This year’s virtual program included performances from local artists and youth as the city continues its commitment to social justice
On Jan. 18, the City of Davis held its 27th annual celebration honoring Dr. Martin Luther King Jr. (MLK). The program aired on DCTV Channel 15 and was broadcasted on KDRT 95.7 FM. It was available to view through January via the city of Davis YouTube channel and the Davis Media Access website.
Sponsored by the city of Davis and the Davis Human Relations Commission and with footage compiled by Davis Media Access, the program included highlights of speakers and performances from past years as well as current messages from local students.
Management Analyst with the Davis City Manager’s Office Carrie Dyer oversaw much of the event coordination and explained the impact of the ongoing stay-at-home orders.
“For this year in particular, [the coordination of the event] was a little bit different,” Dyer said. “In a typical year, the commission would have a subcommittee of maybe a few people who come together and identify speakers and performers. We hold the event at the Varsity Theater downtown. It’s often standing-room only with a number of people that we have in attendance. It really is amazing and quite moving.”
Despite the changes in venue and planning, Dyer explained that the final 2021 program is similar to the typical program in its makeup and includes memorable highlights from past years.
“The video that was compiled is actually a very similar type of line-up to what is presented at the Varsity Theatre each year,” Dyer said. “I found clips that really resonated with the community in years past. [We usually] do a nice balance of spoken word, dance and song to really appeal to all ages of audience. It’s typically about an hour and 15 minute event, and we conclude with a freedom march downtown.”
Dyer explained that the inclusion of new clips and readings from local youth was achieved in partnership with Davis schools and the local organization Parents of African American Children.
“For the poem that was read, [we] reached out [to] the junior high’s Black student union,” Dyer said. “Separate from that, there’s an organization we work with [the Parents of African American Children] every year for the MLK event. We had sent out an open call to the members and the ones [featured] in the video were children from that group.”
Chair of the city of Davis Human Relations Commission (HRC) Sheila Allen stressed the value of recognizing figures like Dr. King, and she explained some of the ways in which the Davis community is also a part of the national history in regards to racial justice.
“The city of Davis, with the leadership of the HRC, honors and acknowledges the work of MLK and Cesar Chavez each year as examples of how individuals can make a positive difference in their community,” Allen said via email. “You may note in the 2021 video the ‘Freedom Singers’ leading the audience in song. This group included some of the original 27 people who chartered a bus from the Davis Community Church to Alabama on March 21, 1965 to join MLK and the Freedom Riders from Selma.”
Allen explained that support from community members for events such as the MLK Celebration have a vital role in creating the kind of cities and the kind of country we strive to be.
“We gather to remember that we all can have a role in making our city and nation a more just place,” Allen said via email.
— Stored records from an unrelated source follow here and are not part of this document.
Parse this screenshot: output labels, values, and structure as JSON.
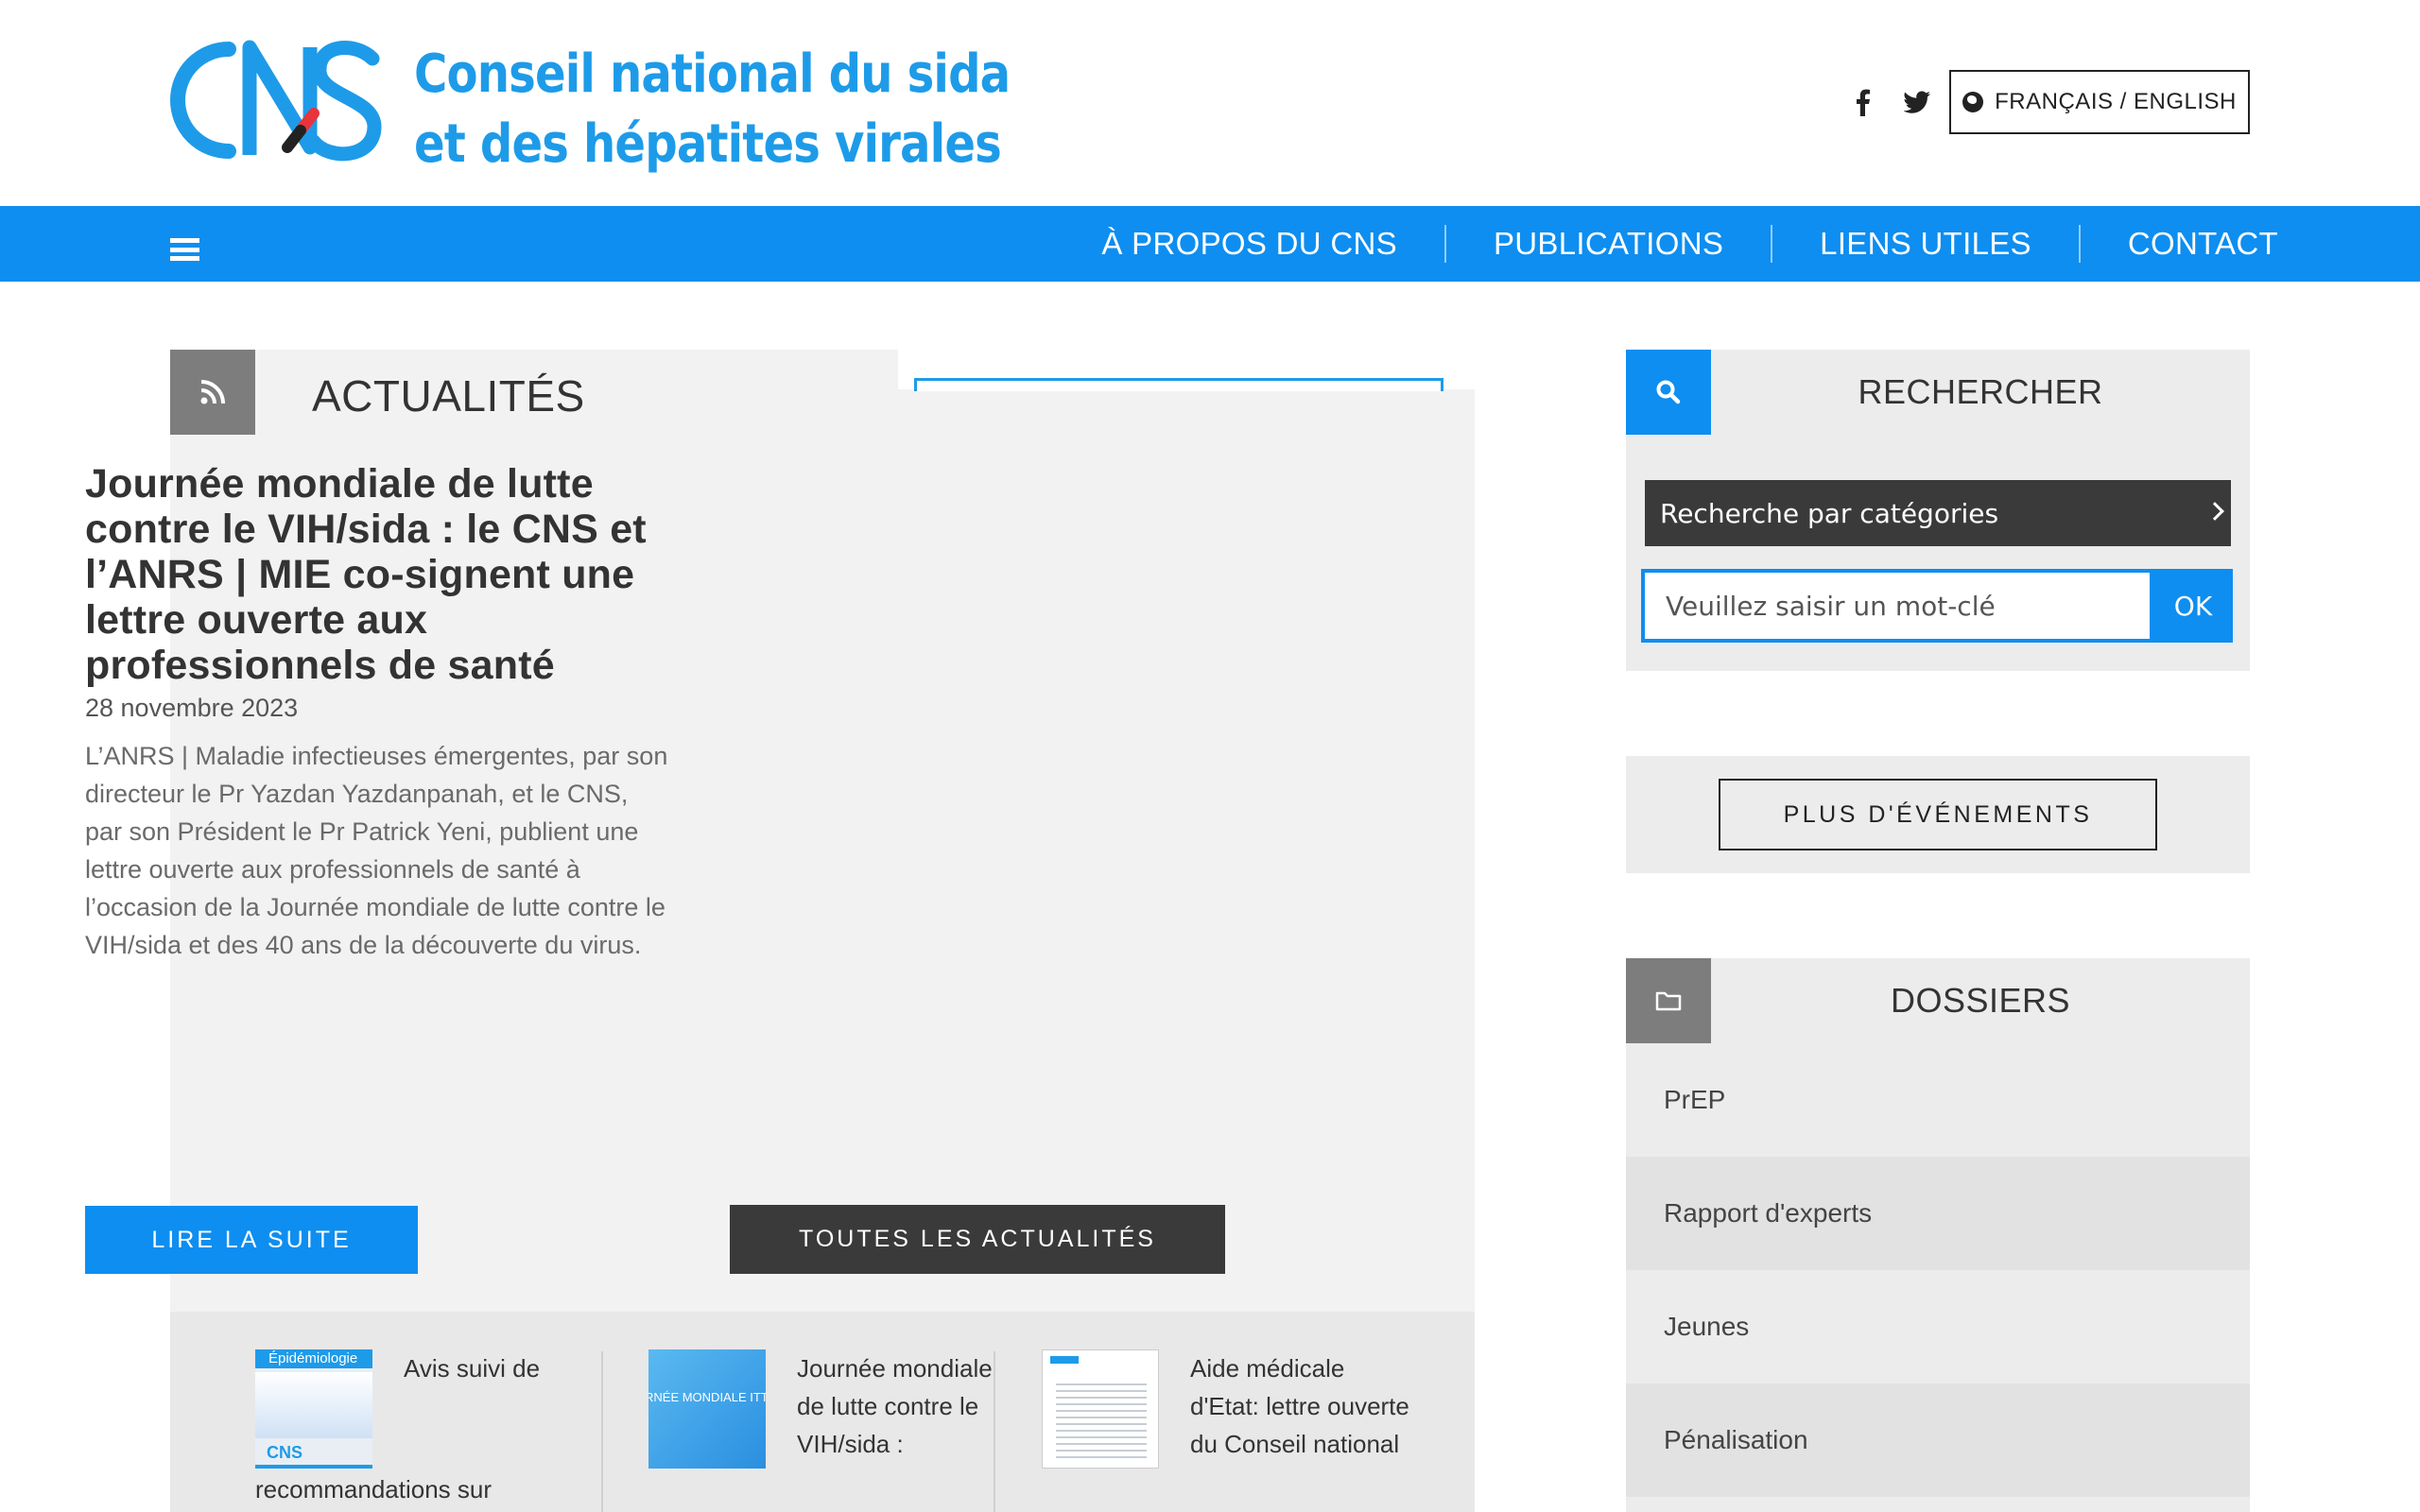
{
  "header": {
    "logo_mark": "CNS",
    "logo_line1": "Conseil national du sida",
    "logo_line2": "et des hépatites virales",
    "social": {
      "facebook": "f",
      "twitter": "twitter-icon"
    },
    "language_button": "FRANÇAIS / ENGLISH"
  },
  "nav": {
    "items": [
      "À PROPOS DU CNS",
      "PUBLICATIONS",
      "LIENS UTILES",
      "CONTACT"
    ]
  },
  "news": {
    "section_title": "ACTUALITÉS",
    "article": {
      "title": "Journée mondiale de lutte contre le VIH/sida : le CNS et l’ANRS | MIE co-signent une lettre ouverte aux professionnels de santé",
      "date": "28 novembre 2023",
      "excerpt": "L’ANRS | Maladie infectieuses émergentes, par son directeur le Pr Yazdan Yazdanpanah, et le CNS, par son Président le Pr Patrick Yeni, publient une lettre ouverte aux professionnels de santé à l’occasion de la Journée mondiale de lutte contre le VIH/sida et des 40 ans de la découverte du virus."
    },
    "read_more": "LIRE LA SUITE",
    "all_news": "TOUTES LES ACTUALITÉS",
    "related": [
      {
        "title": "Avis suivi de",
        "tail": "recommandations sur",
        "thumb_top_text": "Épidémiologie",
        "thumb_logo": "CNS"
      },
      {
        "title": "Journée mondiale de lutte contre le VIH/sida :",
        "tail": "",
        "thumb_text": "RNÉE MONDIALE ITTE CONTRE LE SI"
      },
      {
        "title": "Aide médicale d'Etat: lettre ouverte du Conseil national",
        "tail": ""
      }
    ]
  },
  "sidebar": {
    "search": {
      "heading": "RECHERCHER",
      "category_select": "Recherche par catégories",
      "keyword_placeholder": "Veuillez saisir un mot-clé",
      "ok": "OK"
    },
    "events_button": "PLUS D'ÉVÉNEMENTS",
    "dossiers": {
      "heading": "DOSSIERS",
      "items": [
        "PrEP",
        "Rapport d'experts",
        "Jeunes",
        "Pénalisation"
      ]
    }
  },
  "colors": {
    "brand_blue": "#0e8ef0",
    "logo_blue": "#1e9be8",
    "dark_button": "#3a3a3a",
    "panel_grey": "#f2f2f2",
    "sidebar_grey": "#ececec"
  }
}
In addition to the annual MLK Celebration, Allen explained that the HRC also hosts a celebration of Cesar Chavez at the end of March. The HRC selects local community members to recognize during the Thong Hy Huynh awards and is actively involved in facilitating community conversations on how to improve safety and policing in Davis.
“These awards recognize the local leaders in social justice and make [Davis] a more inclusive city,” Allen said via email. “We hope that the community will feel inspired and more connected and think about what they can do to make Davis a better place for all.”
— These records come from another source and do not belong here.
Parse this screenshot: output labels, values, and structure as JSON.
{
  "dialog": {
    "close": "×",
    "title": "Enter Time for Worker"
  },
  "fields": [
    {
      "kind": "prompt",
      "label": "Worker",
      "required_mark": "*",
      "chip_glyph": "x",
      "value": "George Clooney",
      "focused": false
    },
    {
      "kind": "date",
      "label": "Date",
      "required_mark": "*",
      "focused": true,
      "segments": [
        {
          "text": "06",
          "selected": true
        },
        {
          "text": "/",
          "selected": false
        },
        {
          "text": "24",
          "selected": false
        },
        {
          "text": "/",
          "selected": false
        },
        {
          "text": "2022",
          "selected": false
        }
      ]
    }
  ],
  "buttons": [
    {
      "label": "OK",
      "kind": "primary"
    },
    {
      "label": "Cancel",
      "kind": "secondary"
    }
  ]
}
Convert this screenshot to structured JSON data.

City of Davis Mayor Gloria Partida provided the opening remarks for this year’s MLK Celebration and explained that it is just one example of the city of Davis’ continued dedication to providing a more equitable, safe and accepting community.
“The city has a commitment to social justice as evidenced by having three commissions devoted to ensuring the vulnerable populations of the city are heard,” Partida said via email. “The Human Relations Commission is tasked with hosting a number of events that recognize diversity. The other two commissions devoted to equity are the Police Accountability Commission and the Social Services Commission.”
In addition to these commissions, Partida explained that the city of Davis also partners with several nonprofit social justice oriented groups to support local artists and the LGBTQ+ community.
Partida described that the commitment to justice and remembrance helps to build a sense of a larger community.
“We must continue to mark our life in milestones and remember that we are a part of a large collective of humanity that gives us purpose,” Partida said via email. “Every small action done by citizens multiplies the message of standing up to injustice.”
Written by: Yan Yan Hustis Hayes — firstname.lastname@example.org